The records below should be set down in full, please, without any change.
─── The records
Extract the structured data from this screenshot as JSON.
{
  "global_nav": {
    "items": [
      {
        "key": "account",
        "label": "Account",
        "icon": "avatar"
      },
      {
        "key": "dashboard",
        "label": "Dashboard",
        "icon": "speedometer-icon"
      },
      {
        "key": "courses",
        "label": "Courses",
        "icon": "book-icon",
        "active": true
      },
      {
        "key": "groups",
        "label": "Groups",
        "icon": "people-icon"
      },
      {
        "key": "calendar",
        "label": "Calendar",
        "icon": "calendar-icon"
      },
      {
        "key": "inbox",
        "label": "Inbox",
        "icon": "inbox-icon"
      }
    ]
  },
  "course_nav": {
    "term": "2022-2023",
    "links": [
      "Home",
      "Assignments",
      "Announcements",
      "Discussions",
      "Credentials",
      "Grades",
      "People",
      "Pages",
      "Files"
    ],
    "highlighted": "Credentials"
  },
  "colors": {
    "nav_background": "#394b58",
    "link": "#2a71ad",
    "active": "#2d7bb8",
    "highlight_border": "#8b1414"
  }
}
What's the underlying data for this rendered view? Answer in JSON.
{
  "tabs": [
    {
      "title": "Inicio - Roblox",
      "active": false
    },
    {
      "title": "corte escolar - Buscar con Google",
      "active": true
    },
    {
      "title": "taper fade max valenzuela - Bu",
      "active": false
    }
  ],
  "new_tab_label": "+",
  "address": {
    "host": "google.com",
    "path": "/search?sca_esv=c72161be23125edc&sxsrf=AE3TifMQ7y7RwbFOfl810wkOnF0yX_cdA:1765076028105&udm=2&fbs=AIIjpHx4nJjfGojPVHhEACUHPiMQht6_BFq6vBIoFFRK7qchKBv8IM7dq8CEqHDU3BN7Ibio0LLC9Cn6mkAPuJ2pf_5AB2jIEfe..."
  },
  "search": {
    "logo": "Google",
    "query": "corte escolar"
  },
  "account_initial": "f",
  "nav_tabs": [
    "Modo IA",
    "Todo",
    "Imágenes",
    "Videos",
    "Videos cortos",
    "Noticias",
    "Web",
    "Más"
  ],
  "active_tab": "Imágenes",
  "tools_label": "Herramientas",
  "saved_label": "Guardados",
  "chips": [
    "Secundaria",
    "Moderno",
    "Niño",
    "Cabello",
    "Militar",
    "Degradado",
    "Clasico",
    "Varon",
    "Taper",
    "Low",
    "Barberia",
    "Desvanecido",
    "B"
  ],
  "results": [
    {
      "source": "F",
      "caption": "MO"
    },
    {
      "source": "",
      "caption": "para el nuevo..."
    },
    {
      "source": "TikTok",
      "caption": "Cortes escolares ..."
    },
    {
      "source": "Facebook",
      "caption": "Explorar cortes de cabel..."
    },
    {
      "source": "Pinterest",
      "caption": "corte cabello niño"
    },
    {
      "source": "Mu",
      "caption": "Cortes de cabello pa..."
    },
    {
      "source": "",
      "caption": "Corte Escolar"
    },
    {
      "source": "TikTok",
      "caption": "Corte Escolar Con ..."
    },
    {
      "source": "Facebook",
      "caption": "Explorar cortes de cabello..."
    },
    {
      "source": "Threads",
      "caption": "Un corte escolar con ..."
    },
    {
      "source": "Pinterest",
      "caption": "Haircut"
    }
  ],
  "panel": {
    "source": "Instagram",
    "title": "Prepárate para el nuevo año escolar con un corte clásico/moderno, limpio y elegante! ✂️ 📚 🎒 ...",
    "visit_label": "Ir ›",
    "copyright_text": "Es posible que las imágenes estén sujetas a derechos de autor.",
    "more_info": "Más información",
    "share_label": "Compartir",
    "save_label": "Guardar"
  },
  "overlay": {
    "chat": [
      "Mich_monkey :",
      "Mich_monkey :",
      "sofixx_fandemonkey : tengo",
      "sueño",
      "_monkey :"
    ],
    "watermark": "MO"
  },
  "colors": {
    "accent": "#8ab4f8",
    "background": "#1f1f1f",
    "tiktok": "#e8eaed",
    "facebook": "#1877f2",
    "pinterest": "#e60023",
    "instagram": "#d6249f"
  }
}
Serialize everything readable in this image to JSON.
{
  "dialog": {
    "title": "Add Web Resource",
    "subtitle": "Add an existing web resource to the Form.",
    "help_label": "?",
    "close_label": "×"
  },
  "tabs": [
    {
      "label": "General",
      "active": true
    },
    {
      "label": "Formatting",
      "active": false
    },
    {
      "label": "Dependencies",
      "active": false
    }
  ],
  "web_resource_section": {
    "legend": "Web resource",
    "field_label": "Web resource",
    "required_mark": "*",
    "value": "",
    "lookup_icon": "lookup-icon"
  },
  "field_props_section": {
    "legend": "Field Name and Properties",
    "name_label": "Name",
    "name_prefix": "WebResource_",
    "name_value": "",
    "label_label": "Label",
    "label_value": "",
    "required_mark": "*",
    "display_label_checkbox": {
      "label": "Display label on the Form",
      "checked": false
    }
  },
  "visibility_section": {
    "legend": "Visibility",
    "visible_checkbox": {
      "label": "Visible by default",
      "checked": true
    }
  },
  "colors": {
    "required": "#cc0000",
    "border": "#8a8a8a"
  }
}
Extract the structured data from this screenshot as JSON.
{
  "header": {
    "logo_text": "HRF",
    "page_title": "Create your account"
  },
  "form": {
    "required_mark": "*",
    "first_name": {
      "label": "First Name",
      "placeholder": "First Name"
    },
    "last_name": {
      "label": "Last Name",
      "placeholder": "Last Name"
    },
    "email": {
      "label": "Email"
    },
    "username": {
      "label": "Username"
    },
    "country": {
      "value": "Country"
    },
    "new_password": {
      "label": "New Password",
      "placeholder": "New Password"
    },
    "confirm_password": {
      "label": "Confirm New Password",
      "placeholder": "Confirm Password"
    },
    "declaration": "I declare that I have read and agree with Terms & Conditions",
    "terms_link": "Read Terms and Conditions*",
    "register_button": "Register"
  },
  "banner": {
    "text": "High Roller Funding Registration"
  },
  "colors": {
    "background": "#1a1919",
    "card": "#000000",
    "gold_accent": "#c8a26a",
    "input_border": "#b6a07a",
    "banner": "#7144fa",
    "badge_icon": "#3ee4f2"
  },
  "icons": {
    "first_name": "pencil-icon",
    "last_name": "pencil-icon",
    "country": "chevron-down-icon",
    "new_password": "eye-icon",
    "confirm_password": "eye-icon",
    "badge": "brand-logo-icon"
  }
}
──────
• [Task answer]
Extract the structured data from this screenshot as JSON.
{
  "global_nav": {
    "items": [
      {
        "key": "account",
        "label": "Account",
        "icon": "avatar"
      },
      {
        "key": "dashboard",
        "label": "Dashboard",
        "icon": "speedometer-icon"
      },
      {
        "key": "courses",
        "label": "Courses",
        "icon": "book-icon",
        "active": true
      },
      {
        "key": "groups",
        "label": "Groups",
        "icon": "people-icon"
      },
      {
        "key": "calendar",
        "label": "Calendar",
        "icon": "calendar-icon"
      },
      {
        "key": "inbox",
        "label": "Inbox",
        "icon": "inbox-icon"
      }
    ]
  },
  "course_nav": {
    "term": "2022-2023",
    "links": [
      "Home",
      "Assignments",
      "Announcements",
      "Discussions",
      "Credentials",
      "Grades",
      "People",
      "Pages",
      "Files"
    ],
    "highlighted": "Credentials"
  },
  "colors": {
    "nav_background": "#394b58",
    "link": "#2a71ad",
    "active": "#2d7bb8",
    "highlight_border": "#8b1414"
  }
}
What's the underlying data for this rendered view? Answer in JSON.
{
  "tabs": [
    {
      "title": "Inicio - Roblox",
      "active": false
    },
    {
      "title": "corte escolar - Buscar con Google",
      "active": true
    },
    {
      "title": "taper fade max valenzuela - Bu",
      "active": false
    }
  ],
  "new_tab_label": "+",
  "address": {
    "host": "google.com",
    "path": "/search?sca_esv=c72161be23125edc&sxsrf=AE3TifMQ7y7RwbFOfl810wkOnF0yX_cdA:1765076028105&udm=2&fbs=AIIjpHx4nJjfGojPVHhEACUHPiMQht6_BFq6vBIoFFRK7qchKBv8IM7dq8CEqHDU3BN7Ibio0LLC9Cn6mkAPuJ2pf_5AB2jIEfe..."
  },
  "search": {
    "logo": "Google",
    "query": "corte escolar"
  },
  "account_initial": "f",
  "nav_tabs": [
    "Modo IA",
    "Todo",
    "Imágenes",
    "Videos",
    "Videos cortos",
    "Noticias",
    "Web",
    "Más"
  ],
  "active_tab": "Imágenes",
  "tools_label": "Herramientas",
  "saved_label": "Guardados",
  "chips": [
    "Secundaria",
    "Moderno",
    "Niño",
    "Cabello",
    "Militar",
    "Degradado",
    "Clasico",
    "Varon",
    "Taper",
    "Low",
    "Barberia",
    "Desvanecido",
    "B"
  ],
  "results": [
    {
      "source": "F",
      "caption": "MO"
    },
    {
      "source": "",
      "caption": "para el nuevo..."
    },
    {
      "source": "TikTok",
      "caption": "Cortes escolares ..."
    },
    {
      "source": "Facebook",
      "caption": "Explorar cortes de cabel..."
    },
    {
      "source": "Pinterest",
      "caption": "corte cabello niño"
    },
    {
      "source": "Mu",
      "caption": "Cortes de cabello pa..."
    },
    {
      "source": "",
      "caption": "Corte Escolar"
    },
    {
      "source": "TikTok",
      "caption": "Corte Escolar Con ..."
    },
    {
      "source": "Facebook",
      "caption": "Explorar cortes de cabello..."
    },
    {
      "source": "Threads",
      "caption": "Un corte escolar con ..."
    },
    {
      "source": "Pinterest",
      "caption": "Haircut"
    }
  ],
  "panel": {
    "source": "Instagram",
    "title": "Prepárate para el nuevo año escolar con un corte clásico/moderno, limpio y elegante! ✂️ 📚 🎒 ...",
    "visit_label": "Ir ›",
    "copyright_text": "Es posible que las imágenes estén sujetas a derechos de autor.",
    "more_info": "Más información",
    "share_label": "Compartir",
    "save_label": "Guardar"
  },
  "overlay": {
    "chat": [
      "Mich_monkey :",
      "Mich_monkey :",
      "sofixx_fandemonkey : tengo",
      "sueño",
      "_monkey :"
    ],
    "watermark": "MO"
  },
  "colors": {
    "accent": "#8ab4f8",
    "background": "#1f1f1f",
    "tiktok": "#e8eaed",
    "facebook": "#1877f2",
    "pinterest": "#e60023",
    "instagram": "#d6249f"
  }
}
Serialize everything readable in this image to JSON.
{
  "dialog": {
    "title": "Add Web Resource",
    "subtitle": "Add an existing web resource to the Form.",
    "help_label": "?",
    "close_label": "×"
  },
  "tabs": [
    {
      "label": "General",
      "active": true
    },
    {
      "label": "Formatting",
      "active": false
    },
    {
      "label": "Dependencies",
      "active": false
    }
  ],
  "web_resource_section": {
    "legend": "Web resource",
    "field_label": "Web resource",
    "required_mark": "*",
    "value": "",
    "lookup_icon": "lookup-icon"
  },
  "field_props_section": {
    "legend": "Field Name and Properties",
    "name_label": "Name",
    "name_prefix": "WebResource_",
    "name_value": "",
    "label_label": "Label",
    "label_value": "",
    "required_mark": "*",
    "display_label_checkbox": {
      "label": "Display label on the Form",
      "checked": false
    }
  },
  "visibility_section": {
    "legend": "Visibility",
    "visible_checkbox": {
      "label": "Visible by default",
      "checked": true
    }
  },
  "colors": {
    "required": "#cc0000",
    "border": "#8a8a8a"
  }
}
Extract the structured data from this screenshot as JSON.
{
  "header": {
    "logo_text": "HRF",
    "page_title": "Create your account"
  },
  "form": {
    "required_mark": "*",
    "first_name": {
      "label": "First Name",
      "placeholder": "First Name"
    },
    "last_name": {
      "label": "Last Name",
      "placeholder": "Last Name"
    },
    "email": {
      "label": "Email"
    },
    "username": {
      "label": "Username"
    },
    "country": {
      "value": "Country"
    },
    "new_password": {
      "label": "New Password",
      "placeholder": "New Password"
    },
    "confirm_password": {
      "label": "Confirm New Password",
      "placeholder": "Confirm Password"
    },
    "declaration": "I declare that I have read and agree with Terms & Conditions",
    "terms_link": "Read Terms and Conditions*",
    "register_button": "Register"
  },
  "banner": {
    "text": "High Roller Funding Registration"
  },
  "colors": {
    "background": "#1a1919",
    "card": "#000000",
    "gold_accent": "#c8a26a",
    "input_border": "#b6a07a",
    "banner": "#7144fa",
    "badge_icon": "#3ee4f2"
  },
  "icons": {
    "first_name": "pencil-icon",
    "last_name": "pencil-icon",
    "country": "chevron-down-icon",
    "new_password": "eye-icon",
    "confirm_password": "eye-icon",
    "badge": "brand-logo-icon"
  }
}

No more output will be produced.